[Task description]
In the entries below, spot each line with the word "name" and copy it.

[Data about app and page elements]
════════

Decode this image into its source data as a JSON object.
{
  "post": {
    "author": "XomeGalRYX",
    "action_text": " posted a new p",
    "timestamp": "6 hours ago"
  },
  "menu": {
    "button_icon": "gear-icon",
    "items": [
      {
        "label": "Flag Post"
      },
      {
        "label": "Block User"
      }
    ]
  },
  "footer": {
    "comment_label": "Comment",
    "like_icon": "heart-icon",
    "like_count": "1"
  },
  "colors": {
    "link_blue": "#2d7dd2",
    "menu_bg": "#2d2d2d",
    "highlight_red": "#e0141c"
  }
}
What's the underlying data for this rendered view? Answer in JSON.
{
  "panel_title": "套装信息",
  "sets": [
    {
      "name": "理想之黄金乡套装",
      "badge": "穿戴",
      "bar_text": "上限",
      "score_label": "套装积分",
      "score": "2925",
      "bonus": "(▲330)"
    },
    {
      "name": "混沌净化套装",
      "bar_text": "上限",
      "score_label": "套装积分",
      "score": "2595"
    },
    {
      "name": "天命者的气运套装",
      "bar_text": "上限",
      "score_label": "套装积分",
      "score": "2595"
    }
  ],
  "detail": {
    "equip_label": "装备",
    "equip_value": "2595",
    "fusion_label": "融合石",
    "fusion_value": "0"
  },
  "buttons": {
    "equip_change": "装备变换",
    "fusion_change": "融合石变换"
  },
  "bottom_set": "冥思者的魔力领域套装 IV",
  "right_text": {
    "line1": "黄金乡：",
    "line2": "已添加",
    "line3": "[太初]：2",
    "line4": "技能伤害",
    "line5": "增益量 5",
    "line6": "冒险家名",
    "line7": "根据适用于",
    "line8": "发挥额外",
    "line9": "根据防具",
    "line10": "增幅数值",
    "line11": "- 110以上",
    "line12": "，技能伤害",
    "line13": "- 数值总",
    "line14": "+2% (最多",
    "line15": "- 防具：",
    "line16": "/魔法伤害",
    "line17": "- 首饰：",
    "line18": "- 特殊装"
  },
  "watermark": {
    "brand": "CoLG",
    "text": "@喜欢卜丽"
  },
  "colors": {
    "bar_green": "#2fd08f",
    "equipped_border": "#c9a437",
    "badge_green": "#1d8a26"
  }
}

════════

[Solution for this exercise]
      "name": "理想之黄金乡套装",
      "name": "混沌净化套装",
      "name": "天命者的气运套装",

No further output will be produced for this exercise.